crowns—(Na 3:17). Elliott explains this of the turbans of Mohammedans. But how could turbans be "like gold?" Alford understands it of the head of the locusts actually ending in a crown-shaped fillet which resembled gold in its material.

as the faces of men—The "as" seems to imply the locusts here do not mean men. At the same time they are not natural locusts, for these do not sting men (Re 9:5). They must be supernatural.

8. hair of women—long and flowing. An Arabic proverb compares the antlers of locusts to the hair of girls. Ewald in Alford understands the allusion to be to the hair on the legs or bodies of the locusts: compare "rough caterpillars," Jer 51:27.

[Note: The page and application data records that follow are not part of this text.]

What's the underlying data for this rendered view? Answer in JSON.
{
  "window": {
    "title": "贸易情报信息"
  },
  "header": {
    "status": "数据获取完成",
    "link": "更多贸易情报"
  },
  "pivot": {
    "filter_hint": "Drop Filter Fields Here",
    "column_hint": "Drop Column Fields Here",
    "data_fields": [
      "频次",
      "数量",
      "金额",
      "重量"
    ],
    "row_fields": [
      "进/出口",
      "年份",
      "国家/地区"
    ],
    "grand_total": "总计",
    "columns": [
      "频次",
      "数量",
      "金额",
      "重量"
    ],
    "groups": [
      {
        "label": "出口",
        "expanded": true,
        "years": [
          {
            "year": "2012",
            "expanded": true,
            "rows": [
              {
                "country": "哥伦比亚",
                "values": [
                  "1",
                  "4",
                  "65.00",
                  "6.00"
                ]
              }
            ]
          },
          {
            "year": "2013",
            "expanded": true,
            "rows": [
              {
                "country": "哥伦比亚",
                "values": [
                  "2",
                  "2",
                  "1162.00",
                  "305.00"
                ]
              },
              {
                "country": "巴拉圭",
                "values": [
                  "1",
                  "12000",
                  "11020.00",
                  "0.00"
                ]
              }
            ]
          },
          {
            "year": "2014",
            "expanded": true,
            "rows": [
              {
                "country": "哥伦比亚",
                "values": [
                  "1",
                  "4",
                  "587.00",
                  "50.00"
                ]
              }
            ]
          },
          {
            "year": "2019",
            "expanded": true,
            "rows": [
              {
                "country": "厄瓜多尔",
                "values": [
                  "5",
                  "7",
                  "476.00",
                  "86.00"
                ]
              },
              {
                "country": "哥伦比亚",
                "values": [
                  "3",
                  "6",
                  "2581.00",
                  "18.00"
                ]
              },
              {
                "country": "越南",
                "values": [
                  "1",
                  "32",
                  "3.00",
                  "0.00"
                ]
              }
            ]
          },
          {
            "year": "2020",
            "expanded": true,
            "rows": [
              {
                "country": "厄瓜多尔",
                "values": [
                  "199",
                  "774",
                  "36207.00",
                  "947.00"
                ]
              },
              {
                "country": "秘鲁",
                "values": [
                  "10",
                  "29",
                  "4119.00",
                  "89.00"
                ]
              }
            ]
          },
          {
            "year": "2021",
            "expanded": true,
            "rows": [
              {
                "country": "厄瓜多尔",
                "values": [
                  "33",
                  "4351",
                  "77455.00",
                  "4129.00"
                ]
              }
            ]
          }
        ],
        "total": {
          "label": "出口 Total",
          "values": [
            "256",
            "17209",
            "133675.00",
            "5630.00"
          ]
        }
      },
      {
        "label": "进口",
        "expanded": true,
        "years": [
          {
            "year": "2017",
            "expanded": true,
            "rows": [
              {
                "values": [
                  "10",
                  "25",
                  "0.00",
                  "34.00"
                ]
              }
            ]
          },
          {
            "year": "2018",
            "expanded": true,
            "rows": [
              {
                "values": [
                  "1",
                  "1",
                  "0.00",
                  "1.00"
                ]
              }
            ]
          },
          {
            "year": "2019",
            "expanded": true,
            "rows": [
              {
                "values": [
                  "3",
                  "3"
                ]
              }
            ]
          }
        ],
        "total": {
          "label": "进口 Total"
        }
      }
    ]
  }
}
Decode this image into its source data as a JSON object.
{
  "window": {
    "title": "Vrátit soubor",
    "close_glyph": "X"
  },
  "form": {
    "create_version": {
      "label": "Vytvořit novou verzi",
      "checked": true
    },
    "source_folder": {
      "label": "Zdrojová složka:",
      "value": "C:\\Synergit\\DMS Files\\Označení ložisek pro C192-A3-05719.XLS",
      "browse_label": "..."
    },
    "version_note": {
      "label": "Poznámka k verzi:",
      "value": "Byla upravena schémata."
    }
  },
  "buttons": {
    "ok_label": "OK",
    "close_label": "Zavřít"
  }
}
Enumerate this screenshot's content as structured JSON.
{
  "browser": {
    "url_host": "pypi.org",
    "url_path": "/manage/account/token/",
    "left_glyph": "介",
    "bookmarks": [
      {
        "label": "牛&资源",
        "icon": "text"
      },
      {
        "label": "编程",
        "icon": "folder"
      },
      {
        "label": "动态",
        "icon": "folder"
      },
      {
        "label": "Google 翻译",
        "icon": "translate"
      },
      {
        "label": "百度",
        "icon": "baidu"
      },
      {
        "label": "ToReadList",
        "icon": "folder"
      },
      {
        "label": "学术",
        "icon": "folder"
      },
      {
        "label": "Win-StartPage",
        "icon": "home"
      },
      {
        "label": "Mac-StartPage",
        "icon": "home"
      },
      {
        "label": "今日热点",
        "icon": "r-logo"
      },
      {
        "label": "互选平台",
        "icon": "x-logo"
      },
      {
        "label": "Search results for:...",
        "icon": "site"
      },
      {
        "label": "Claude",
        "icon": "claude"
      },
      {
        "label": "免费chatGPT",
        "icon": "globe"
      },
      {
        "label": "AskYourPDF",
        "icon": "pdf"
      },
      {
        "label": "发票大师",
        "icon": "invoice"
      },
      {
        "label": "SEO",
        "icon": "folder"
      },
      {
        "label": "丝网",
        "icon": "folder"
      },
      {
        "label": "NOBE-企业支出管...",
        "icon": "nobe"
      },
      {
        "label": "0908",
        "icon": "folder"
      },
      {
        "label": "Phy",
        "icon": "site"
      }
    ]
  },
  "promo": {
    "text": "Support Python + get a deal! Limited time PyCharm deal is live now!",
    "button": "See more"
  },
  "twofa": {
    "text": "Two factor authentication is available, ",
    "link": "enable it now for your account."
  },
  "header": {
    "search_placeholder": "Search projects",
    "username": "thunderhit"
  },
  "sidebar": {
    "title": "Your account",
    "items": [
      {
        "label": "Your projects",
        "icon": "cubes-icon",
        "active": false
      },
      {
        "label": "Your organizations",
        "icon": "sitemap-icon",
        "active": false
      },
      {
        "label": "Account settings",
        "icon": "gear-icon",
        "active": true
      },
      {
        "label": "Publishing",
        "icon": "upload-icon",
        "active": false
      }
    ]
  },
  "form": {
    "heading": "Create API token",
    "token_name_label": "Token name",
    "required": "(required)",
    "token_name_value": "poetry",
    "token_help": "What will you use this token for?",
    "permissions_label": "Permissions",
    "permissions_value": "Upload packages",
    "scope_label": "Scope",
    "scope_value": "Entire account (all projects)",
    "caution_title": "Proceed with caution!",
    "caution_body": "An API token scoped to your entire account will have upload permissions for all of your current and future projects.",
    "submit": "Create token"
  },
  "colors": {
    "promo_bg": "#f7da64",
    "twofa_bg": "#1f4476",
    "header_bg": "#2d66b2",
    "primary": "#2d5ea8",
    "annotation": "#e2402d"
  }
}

as the teeth of lions—(Joe 1:6, as to locusts).

9. as it were breastplates of iron—not such as forms the thorax of the natural locust.

as … chariots—(Joe 2:5-7).

battleGreek, "war."